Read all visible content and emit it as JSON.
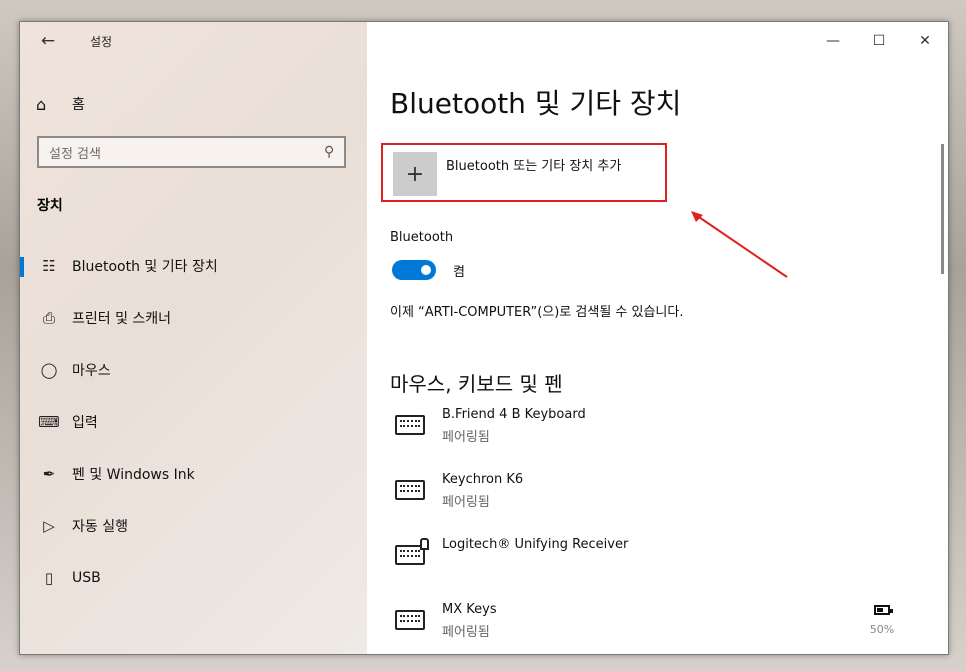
{
  "window": {
    "title": "설정"
  },
  "sidebar": {
    "home_label": "홈",
    "search_placeholder": "설정 검색",
    "section_title": "장치",
    "items": [
      {
        "label": "Bluetooth 및 기타 장치",
        "icon": "bluetooth-devices-icon",
        "active": true
      },
      {
        "label": "프린터 및 스캐너",
        "icon": "printer-icon",
        "active": false
      },
      {
        "label": "마우스",
        "icon": "mouse-icon",
        "active": false
      },
      {
        "label": "입력",
        "icon": "keyboard-icon",
        "active": false
      },
      {
        "label": "펜 및 Windows Ink",
        "icon": "pen-icon",
        "active": false
      },
      {
        "label": "자동 실행",
        "icon": "autoplay-icon",
        "active": false
      },
      {
        "label": "USB",
        "icon": "usb-icon",
        "active": false
      }
    ]
  },
  "main": {
    "title": "Bluetooth 및 기타 장치",
    "add_device_label": "Bluetooth 또는 기타 장치 추가",
    "bluetooth": {
      "heading": "Bluetooth",
      "toggle_state": "켬",
      "on": true,
      "discoverable_text": "이제 “ARTI-COMPUTER”(으)로 검색될 수 있습니다."
    },
    "input_section": {
      "heading": "마우스, 키보드 및 펜",
      "devices": [
        {
          "name": "B.Friend 4 B Keyboard",
          "status": "페어링됨",
          "icon": "keyboard-icon"
        },
        {
          "name": "Keychron K6",
          "status": "페어링됨",
          "icon": "keyboard-icon"
        },
        {
          "name": "Logitech® Unifying Receiver",
          "status": "",
          "icon": "keyboard-receiver-icon"
        },
        {
          "name": "MX Keys",
          "status": "페어링됨",
          "icon": "keyboard-icon",
          "battery": "50%"
        }
      ]
    }
  },
  "colors": {
    "accent": "#0078d7",
    "highlight": "#e02020"
  }
}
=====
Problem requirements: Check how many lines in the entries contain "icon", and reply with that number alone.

Exercise answer: 11